Types of pollution
Introduction to pollution
Pollution is the introduction of contaminants into the natural environment that cause adverse change. Pollution can take the form of chemical substances or energy, such as noise, heat or light. Pollutants, the components of pollution, can be either foreign substances/energies or naturally occurring contaminants. Pollution is often classed as point source or nonpoint source
Air pollution-Bad air quality" redirects here. For the obsolete medical theory, see Bad air.
"Air quality" redirects here. For the measure of how polluted the air is, see Air quality
Not to be confused with Qualities of air.
Air pollution from a World War II wartime production plant
Air pollution is the introduction into the atmosphere of chemicals, particulates, or biological materials that cause discomfort, disease, or death to humans, damage other living organisms such as food crops, or damage the natural environment or built environment.
The atmosphere is a complex dynamic natural gaseous system that is essential to support life on planet Earth. Stratospheric ozone depletion due to air pollution has long been recognized as a threat to human health as well as to the Earth's ecosystems.
Indoor air pollution (see Airlog) and urban air quality are listed as two of the World’s Worst Toxic Pollution Problems in the 2008 Blacksmith Institute World's Worst Polluted Places report.[1

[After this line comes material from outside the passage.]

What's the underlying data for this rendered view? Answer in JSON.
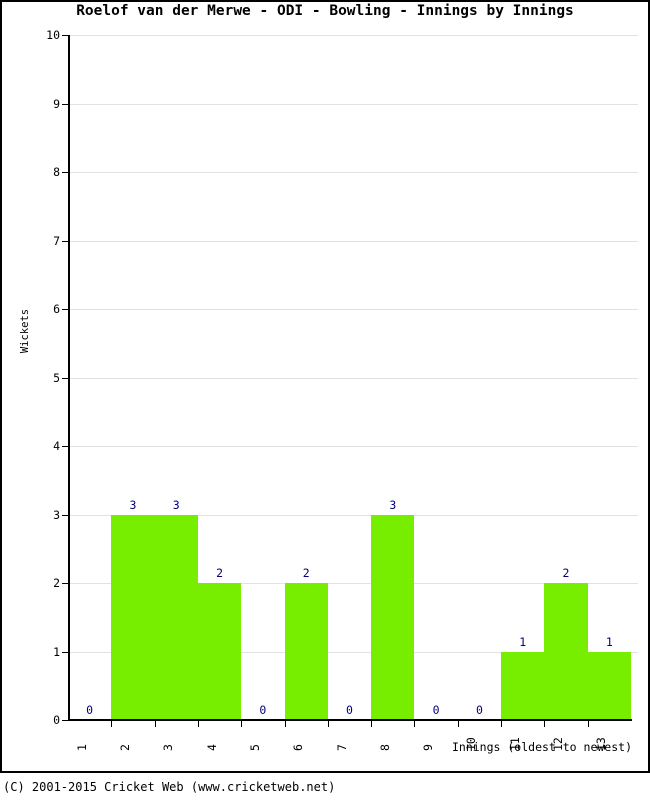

land pollution (habitat destruc tion)- Habitat destruction is the process in which natural habitat is rendered functionally unable to support the species present. In this process, the organisms that previously used the site are displaced or destroyed, reducing biodiversity. Habitat destruction by human activity is mainly for the purpose of harvesting natural resources for industry production and urbanization. Clearing habitats for agriculture is the principal cause of habitat destruction. Other important causes of habitat destruction...